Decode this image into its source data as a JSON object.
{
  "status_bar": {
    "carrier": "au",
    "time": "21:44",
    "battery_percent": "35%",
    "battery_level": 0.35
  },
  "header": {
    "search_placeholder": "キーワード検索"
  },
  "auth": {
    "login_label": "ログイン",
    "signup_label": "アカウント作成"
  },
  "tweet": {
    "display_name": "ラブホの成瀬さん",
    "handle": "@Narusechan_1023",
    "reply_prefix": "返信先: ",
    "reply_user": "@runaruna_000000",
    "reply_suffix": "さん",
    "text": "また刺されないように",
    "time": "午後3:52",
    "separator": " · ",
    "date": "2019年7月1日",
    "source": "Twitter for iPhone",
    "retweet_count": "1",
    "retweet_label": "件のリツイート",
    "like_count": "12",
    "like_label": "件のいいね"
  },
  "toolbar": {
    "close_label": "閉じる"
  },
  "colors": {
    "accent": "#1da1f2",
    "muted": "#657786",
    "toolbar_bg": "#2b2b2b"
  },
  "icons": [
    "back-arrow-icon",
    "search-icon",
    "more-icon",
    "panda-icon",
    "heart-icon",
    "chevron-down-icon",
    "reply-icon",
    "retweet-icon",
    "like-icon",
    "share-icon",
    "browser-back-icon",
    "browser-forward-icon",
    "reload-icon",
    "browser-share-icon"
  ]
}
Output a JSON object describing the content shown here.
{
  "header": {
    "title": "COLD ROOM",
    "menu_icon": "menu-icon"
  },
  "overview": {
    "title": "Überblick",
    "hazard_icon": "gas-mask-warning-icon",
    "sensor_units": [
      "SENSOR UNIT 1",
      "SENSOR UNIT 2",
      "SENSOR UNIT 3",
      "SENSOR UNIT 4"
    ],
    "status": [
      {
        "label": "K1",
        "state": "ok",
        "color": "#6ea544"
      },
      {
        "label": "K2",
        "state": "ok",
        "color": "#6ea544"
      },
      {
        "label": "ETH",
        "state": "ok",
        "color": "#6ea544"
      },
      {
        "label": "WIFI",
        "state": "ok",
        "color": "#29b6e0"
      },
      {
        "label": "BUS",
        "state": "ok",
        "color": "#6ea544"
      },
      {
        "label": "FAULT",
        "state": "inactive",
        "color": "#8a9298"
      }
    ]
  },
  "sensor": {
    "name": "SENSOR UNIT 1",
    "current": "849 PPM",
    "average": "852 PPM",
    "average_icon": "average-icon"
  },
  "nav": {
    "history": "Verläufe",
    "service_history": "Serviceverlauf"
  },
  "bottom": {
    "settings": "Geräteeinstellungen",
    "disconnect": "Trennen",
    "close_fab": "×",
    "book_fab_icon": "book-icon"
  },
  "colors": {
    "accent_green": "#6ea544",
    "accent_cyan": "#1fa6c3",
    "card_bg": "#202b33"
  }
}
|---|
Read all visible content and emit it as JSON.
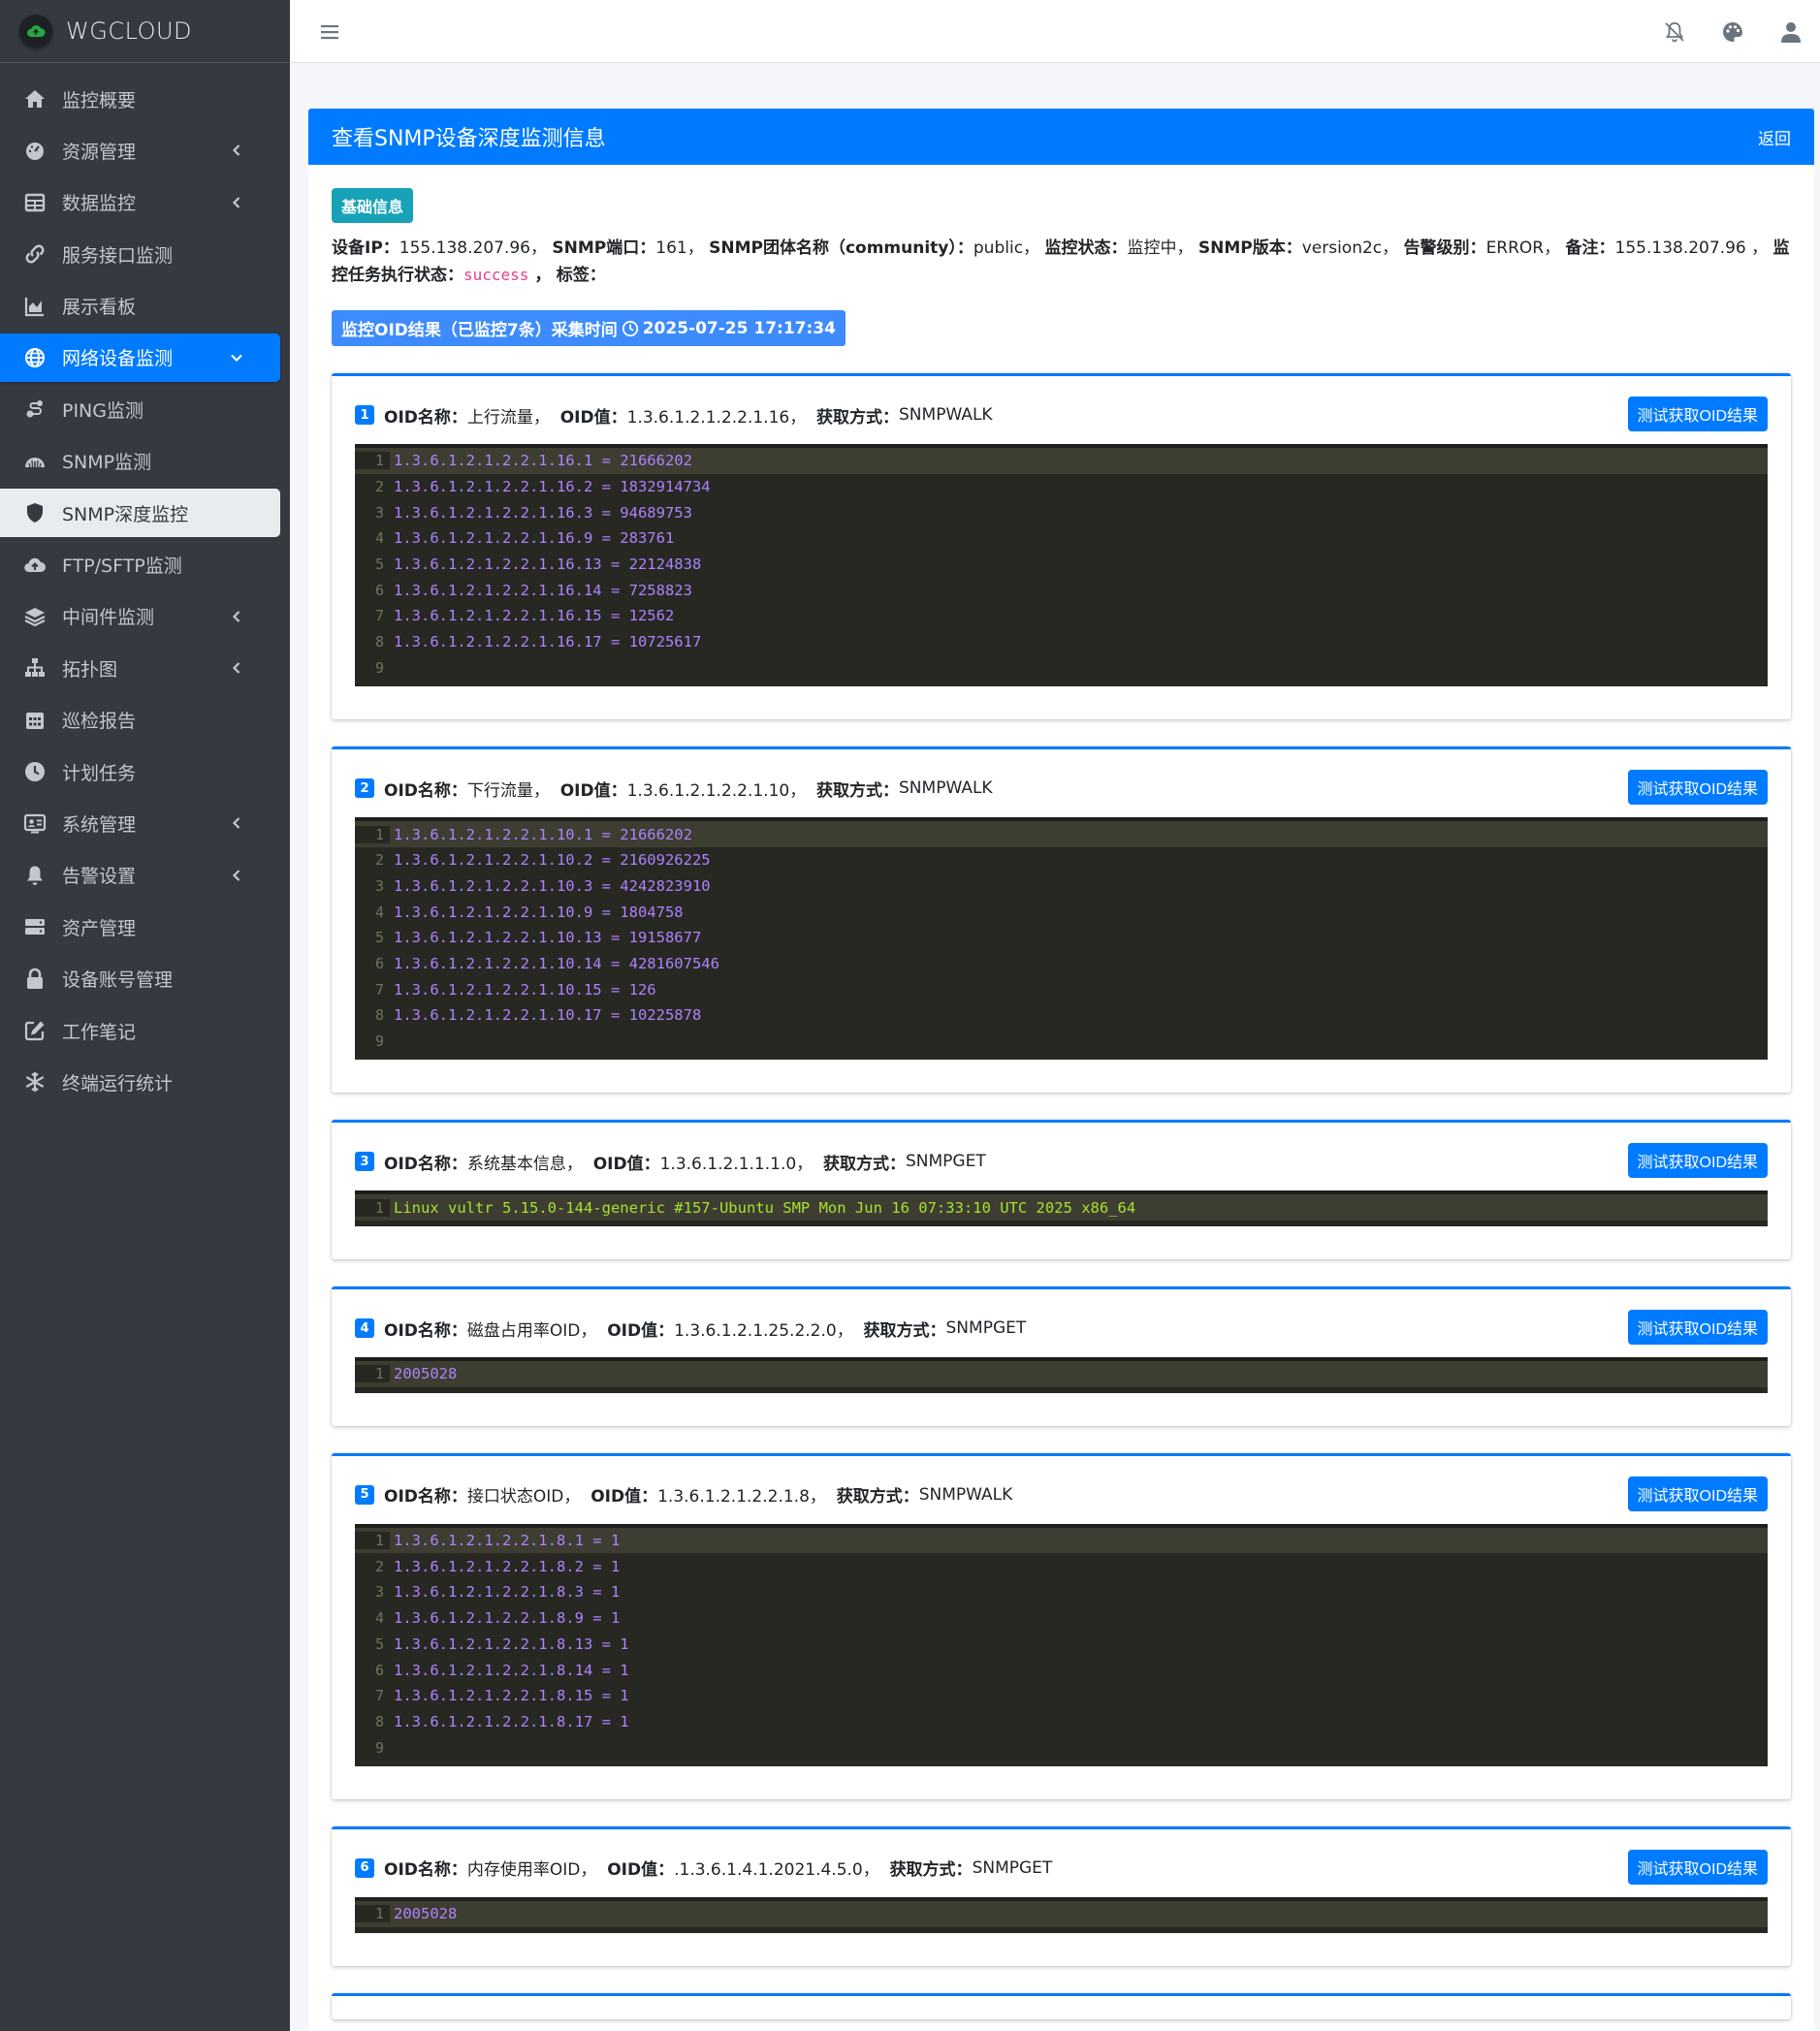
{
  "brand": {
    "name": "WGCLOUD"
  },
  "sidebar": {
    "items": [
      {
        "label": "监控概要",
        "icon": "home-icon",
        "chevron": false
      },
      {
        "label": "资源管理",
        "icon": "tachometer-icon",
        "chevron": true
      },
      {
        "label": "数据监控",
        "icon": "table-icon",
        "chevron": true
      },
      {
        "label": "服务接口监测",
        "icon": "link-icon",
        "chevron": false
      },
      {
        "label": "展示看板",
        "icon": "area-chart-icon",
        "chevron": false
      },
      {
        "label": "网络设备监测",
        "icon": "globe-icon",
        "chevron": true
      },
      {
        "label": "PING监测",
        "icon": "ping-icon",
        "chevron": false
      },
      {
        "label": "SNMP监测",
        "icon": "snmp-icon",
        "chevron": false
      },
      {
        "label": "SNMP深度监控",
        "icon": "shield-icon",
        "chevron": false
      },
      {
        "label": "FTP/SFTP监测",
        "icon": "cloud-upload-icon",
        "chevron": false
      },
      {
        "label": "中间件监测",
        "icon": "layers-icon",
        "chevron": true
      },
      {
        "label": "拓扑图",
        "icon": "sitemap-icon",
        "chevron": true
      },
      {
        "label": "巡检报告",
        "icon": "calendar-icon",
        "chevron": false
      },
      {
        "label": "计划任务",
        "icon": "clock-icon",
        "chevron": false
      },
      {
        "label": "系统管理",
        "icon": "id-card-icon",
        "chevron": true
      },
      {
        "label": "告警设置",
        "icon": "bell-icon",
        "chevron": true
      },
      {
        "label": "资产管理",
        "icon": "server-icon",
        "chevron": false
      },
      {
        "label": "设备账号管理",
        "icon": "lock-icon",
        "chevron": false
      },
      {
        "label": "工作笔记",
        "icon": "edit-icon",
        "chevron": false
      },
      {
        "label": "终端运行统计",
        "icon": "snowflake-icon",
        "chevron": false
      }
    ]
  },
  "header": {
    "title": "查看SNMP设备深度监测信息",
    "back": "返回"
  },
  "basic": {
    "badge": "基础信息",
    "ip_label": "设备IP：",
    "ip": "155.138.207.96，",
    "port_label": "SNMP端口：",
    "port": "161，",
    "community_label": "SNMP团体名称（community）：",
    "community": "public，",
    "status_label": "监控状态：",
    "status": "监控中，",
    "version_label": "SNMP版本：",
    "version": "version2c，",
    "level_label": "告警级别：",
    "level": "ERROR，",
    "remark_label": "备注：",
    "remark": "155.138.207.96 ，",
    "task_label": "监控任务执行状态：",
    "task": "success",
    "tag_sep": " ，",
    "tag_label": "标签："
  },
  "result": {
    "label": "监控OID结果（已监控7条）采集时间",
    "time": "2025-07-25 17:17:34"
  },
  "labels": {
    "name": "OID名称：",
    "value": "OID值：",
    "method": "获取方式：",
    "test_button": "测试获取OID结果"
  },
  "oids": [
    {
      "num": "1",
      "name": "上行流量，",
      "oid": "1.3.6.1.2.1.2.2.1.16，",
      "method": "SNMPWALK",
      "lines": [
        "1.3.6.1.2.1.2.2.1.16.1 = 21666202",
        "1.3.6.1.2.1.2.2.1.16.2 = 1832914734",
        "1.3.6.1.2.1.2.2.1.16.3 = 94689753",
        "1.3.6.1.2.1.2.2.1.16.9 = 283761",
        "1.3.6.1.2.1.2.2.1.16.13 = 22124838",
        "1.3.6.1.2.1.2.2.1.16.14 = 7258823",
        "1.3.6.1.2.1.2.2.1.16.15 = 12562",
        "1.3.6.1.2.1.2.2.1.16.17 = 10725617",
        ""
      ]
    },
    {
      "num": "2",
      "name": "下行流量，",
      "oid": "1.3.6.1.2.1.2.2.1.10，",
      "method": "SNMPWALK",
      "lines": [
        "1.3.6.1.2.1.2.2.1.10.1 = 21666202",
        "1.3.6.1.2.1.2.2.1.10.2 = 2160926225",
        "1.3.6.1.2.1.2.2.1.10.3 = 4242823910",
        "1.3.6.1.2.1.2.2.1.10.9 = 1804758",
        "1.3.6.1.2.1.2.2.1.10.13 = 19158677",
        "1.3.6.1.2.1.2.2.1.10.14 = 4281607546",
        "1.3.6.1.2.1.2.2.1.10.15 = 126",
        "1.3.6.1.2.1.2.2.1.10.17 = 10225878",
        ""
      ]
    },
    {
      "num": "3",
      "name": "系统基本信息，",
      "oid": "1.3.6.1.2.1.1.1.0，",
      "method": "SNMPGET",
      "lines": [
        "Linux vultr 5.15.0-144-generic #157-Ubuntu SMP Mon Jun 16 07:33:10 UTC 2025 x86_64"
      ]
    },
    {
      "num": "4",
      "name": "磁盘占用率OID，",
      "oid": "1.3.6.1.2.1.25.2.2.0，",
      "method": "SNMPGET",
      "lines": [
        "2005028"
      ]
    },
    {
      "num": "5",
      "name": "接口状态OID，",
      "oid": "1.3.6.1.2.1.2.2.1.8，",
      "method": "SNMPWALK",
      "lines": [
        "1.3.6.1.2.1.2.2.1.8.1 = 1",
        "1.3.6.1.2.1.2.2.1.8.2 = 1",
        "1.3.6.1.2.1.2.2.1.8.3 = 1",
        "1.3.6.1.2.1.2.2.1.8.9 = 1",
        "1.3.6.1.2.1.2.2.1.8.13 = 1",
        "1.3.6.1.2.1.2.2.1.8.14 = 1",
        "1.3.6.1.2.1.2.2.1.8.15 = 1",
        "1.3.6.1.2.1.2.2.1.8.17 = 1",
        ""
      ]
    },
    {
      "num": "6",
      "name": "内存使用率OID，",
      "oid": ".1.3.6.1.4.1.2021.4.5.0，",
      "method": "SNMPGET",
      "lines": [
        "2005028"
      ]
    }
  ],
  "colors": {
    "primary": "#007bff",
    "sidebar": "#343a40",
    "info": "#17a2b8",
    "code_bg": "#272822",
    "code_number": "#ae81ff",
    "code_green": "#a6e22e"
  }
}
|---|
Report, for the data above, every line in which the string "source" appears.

Decode this image into its source data as a JSON object.
    "source": "Twitter for iPhone",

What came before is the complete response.